Wilton’s Music Hall Productions, Yiimimangaliso, The Mysteries

Review in Issue 14-2 | Summer 2002

Beautiful vocal sound that reverberates in and around the audience until it swells and explodes exuding glorious exaltation! It undulates in tone, colour and movement giving emphasis to the biblical epic that is Yiimimangaliso, The Mysteries. This evocative piece of music theatre has made its debut on the West End after a previously successful run at Wilton’s Music Hall in 2001.

A contemporary re-enactment of the medieval Mystery Plays, this show is a successful collaboration between the South African Academy of Performing Arts and Wilton’s Music Hall. As in the day of the medieval street players, the ensemble of young and versatile singers relay memorable biblical stories from the Creation to the Crucifixion. These stories morph one into the other as cast members, sharing key roles, contribute to a spoken and sung dialogue of Afrikaans, English, Xhosa and Zulu.

The company delivers their performance with relish and ease. Its direction shows consideration to the audience and the participatory nature of the original plays, drawing them in by sometimes moving the action from the stage. The voices and gestures of the performers are poignant and evocative. Most scenes require few props: a garden trellis represents Noah’s Ark; upturned oil drums used as percussion instruments. A mainly bare stage, flanked by scaffold, is animated in simple yet striking fashion with the lighting design of Mannie Manim, foot-stamping choreography by Joel Mthethwa and the harmonious soundscape provided by Charles Hazlewood. Moments of humour, solemnity and ritual combine to make this piece a celebration of South African culture as well as a poignant and accessible adaptation of the Chester Cycles.

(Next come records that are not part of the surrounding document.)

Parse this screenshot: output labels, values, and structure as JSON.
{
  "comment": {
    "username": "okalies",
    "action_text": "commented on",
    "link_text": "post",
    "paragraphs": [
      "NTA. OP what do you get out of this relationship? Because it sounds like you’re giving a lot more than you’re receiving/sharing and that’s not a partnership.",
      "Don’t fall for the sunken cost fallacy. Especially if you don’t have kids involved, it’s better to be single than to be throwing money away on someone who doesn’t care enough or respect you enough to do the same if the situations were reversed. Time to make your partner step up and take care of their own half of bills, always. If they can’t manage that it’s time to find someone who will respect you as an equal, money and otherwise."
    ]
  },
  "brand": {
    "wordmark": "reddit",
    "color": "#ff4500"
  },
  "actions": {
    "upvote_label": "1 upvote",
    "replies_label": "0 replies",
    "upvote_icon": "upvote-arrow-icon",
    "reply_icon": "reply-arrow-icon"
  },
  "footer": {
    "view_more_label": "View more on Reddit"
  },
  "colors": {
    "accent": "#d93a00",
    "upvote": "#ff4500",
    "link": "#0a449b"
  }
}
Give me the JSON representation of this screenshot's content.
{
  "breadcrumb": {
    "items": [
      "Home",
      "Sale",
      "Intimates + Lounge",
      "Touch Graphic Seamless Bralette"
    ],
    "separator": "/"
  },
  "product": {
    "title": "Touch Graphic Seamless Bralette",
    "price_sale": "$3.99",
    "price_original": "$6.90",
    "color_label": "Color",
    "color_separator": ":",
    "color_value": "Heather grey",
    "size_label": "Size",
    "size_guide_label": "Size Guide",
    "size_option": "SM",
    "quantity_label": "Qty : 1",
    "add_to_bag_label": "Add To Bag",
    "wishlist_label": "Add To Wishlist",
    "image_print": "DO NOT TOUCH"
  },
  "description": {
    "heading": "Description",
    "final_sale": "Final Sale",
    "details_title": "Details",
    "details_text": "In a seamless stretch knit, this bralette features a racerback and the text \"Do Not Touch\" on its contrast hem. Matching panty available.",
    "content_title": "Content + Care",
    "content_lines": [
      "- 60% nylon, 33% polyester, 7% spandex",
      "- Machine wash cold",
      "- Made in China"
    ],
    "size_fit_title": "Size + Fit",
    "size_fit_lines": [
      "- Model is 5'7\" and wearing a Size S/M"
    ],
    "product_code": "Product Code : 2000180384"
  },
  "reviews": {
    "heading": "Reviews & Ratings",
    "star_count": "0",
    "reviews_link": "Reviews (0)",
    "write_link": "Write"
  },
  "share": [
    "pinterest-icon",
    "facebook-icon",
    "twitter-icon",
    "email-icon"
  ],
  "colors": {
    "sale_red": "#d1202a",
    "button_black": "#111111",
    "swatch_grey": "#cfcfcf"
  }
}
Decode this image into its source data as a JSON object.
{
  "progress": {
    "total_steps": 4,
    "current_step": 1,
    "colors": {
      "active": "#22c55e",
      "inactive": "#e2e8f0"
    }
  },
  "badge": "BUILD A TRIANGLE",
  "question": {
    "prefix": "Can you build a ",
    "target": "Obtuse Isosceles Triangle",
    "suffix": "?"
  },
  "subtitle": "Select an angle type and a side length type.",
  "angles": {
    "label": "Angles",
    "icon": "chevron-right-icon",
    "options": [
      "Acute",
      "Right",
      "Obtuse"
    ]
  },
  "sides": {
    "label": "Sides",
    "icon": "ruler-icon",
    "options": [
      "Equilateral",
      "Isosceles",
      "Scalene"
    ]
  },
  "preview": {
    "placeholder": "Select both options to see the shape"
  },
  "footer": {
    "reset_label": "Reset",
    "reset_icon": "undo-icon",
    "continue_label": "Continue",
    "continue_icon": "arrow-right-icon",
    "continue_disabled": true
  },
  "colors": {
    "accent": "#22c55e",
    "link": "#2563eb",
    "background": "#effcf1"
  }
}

Presenting Venue
Date Seen
  1. Mar 2002

This article in the magazine

Issue 14-2
p. 27